Contact:
María Martínez Sánchez | msanchez@aclu-nm.org
Zoila Alvarez Hernández | zalvarez@aclu-nm.org
Rebecca Fae Sherman Sheff | rsheff@aclu-nm.org

Press:
ACLU Sues CBP for Excessive Force Against New Mexican Man at Columbus Port of Entry

Villalobos et al. v. United States

Villalobos et al. v. United States, No. 0:21-cv-02233 (D. Minn., filed Oct. 11, 2021)

Plaintiff Kerlin Sanchez Villalobos and her younger sister are suing the United States for the severe abuse and mistreatment they suffered while they were held in immigration custody. In June 2019, they entered the United States seeking safety from violence and persecution in Honduras, and were arrested by CBP agents. At the time, Kerlin was sixteen and her sister was fourteen. After their arrest, Kerlin and her sister were taken to a CBP detention facility in Clint, Texas and held there for nine days, after which they were forcibly separated and transferred to different group homes operated by Southwest Key Programs, Inc.

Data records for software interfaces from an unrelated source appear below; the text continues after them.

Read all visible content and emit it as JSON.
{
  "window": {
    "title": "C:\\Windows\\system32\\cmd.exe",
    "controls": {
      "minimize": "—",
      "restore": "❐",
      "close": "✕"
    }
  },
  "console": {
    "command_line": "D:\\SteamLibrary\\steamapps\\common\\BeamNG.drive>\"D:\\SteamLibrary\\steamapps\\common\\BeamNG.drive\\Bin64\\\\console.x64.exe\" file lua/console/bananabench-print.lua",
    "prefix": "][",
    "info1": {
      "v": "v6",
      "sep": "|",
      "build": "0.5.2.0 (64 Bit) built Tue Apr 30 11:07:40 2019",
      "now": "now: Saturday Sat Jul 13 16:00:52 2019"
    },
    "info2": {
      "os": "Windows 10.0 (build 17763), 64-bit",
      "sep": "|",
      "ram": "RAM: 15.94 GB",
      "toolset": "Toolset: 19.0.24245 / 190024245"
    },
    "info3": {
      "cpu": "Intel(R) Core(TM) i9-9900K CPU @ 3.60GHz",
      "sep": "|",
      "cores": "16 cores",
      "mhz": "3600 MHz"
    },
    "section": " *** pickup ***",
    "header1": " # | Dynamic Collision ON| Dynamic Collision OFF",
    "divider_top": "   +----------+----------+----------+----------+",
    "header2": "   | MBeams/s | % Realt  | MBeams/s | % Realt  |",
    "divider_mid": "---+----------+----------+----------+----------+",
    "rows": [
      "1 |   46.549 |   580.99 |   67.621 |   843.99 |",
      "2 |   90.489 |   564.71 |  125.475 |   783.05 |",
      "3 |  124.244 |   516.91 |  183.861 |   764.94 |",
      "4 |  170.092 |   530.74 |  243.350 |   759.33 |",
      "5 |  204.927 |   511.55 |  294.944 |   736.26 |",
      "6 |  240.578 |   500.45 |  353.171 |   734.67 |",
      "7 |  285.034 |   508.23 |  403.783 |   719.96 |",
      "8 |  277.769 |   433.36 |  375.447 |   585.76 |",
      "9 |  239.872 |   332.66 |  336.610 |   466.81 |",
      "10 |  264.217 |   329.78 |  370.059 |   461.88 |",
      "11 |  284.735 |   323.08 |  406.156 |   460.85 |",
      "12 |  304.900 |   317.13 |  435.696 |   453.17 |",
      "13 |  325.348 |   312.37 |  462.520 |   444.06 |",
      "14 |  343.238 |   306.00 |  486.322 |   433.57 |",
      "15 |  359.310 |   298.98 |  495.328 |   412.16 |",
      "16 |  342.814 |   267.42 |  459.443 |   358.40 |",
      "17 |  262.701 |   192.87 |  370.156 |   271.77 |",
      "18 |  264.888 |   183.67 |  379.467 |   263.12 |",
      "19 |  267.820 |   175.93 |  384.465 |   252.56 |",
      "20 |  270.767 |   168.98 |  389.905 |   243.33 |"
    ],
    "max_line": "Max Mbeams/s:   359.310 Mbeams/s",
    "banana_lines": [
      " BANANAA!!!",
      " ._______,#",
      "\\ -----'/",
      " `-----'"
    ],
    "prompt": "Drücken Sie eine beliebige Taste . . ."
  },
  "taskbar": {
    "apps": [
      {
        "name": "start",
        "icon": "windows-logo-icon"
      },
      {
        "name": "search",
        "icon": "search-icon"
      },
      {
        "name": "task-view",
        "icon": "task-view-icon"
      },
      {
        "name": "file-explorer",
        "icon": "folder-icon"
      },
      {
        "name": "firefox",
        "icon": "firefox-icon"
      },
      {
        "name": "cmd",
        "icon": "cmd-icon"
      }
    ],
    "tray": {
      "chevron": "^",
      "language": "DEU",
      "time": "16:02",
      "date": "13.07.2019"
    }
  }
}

At the facility in Clint, Texas, CBP officers and government contractors mistreated Plaintiffs in a variety of ways, including physically assaulting them, depriving them of adequate food and water, denying them access to necessary medical care and medication, forcing them to watch the mistreatment of other children, and forcing them to care for younger children. Officers forced the girls to lift their shirts to be searched in a non-private setting, and threw away medicine one of the sisters brought with her to treat a recent injury. According to the siblings, officers ordered them to control the younger children who were crying because they were separated from their families. One of the sisters was injured by an officer who kicked her repeatedly. Additionally, the Clint facility was reported to have subpar sanitation for the number of children held there, and an MSNBC video from 2019 revealed children caged like animals. According to an ABC news report, staff had no training on caring for children.

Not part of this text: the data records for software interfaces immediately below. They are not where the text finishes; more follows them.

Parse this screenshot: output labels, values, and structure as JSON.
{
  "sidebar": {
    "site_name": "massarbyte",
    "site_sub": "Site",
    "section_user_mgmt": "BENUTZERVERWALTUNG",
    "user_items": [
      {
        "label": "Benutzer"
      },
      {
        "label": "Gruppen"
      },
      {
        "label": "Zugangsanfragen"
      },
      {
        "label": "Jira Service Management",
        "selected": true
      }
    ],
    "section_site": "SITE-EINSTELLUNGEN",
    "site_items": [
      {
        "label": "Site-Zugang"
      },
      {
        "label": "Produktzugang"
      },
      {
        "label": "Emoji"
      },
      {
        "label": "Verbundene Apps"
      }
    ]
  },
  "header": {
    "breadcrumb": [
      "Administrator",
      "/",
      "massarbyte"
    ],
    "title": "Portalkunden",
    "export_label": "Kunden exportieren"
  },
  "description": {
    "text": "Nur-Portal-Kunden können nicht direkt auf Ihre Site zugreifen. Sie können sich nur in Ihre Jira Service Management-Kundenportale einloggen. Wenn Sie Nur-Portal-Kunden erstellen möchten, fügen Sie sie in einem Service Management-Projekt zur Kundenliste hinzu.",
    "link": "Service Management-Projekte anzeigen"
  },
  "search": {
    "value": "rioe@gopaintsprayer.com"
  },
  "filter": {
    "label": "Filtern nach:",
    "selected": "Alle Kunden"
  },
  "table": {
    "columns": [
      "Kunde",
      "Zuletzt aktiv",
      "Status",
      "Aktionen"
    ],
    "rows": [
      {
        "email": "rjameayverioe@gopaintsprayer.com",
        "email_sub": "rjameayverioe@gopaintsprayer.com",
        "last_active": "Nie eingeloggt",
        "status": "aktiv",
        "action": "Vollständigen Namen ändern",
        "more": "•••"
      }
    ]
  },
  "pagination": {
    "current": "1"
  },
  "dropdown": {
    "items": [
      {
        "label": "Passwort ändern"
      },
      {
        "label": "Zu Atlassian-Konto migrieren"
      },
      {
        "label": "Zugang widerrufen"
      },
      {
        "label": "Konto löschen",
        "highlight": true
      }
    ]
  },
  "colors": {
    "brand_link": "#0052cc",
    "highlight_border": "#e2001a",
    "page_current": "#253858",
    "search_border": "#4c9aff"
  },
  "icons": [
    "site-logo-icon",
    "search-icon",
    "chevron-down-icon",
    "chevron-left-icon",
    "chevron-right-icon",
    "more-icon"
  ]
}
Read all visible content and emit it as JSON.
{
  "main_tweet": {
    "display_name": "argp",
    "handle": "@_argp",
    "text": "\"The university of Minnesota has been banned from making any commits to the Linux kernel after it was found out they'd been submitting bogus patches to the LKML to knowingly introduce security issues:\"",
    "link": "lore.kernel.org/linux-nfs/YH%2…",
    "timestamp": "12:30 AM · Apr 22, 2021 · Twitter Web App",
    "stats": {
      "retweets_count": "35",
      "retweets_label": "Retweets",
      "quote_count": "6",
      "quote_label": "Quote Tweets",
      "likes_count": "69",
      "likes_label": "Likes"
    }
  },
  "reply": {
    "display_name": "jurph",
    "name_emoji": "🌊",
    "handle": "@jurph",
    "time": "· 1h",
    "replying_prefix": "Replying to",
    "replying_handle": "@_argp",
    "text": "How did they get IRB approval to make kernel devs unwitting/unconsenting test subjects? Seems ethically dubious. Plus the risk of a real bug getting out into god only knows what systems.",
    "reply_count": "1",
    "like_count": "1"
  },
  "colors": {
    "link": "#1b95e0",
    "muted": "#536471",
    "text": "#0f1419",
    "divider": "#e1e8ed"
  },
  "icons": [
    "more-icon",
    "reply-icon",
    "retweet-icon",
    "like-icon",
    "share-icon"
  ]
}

In spite of initially assuring the sisters they would not be separated, officers traumatically separated the sisters without explanation and transported them to separate group homes. Despite prior reports of abuse at the Texas group homes where the sisters were held, the U.S. government has continued to place children there. In total, Kerlin spent twenty days in detention, and her sister spent twenty-nine days. Plaintiffs seek compensatory damages for negligence, negligent undertaking, battery, and assault under Texas law via the Federal Tort Claims Act.

Plaintiffs filed their complaint in October 2021 and the United States answered in January 2022. After engaging in discovery, the parties reached a settlement, which was reviewed and approved by the court with regards to the minor plaintiff. The case was dismissed pursuant to a stipulation of dismissal by the parties.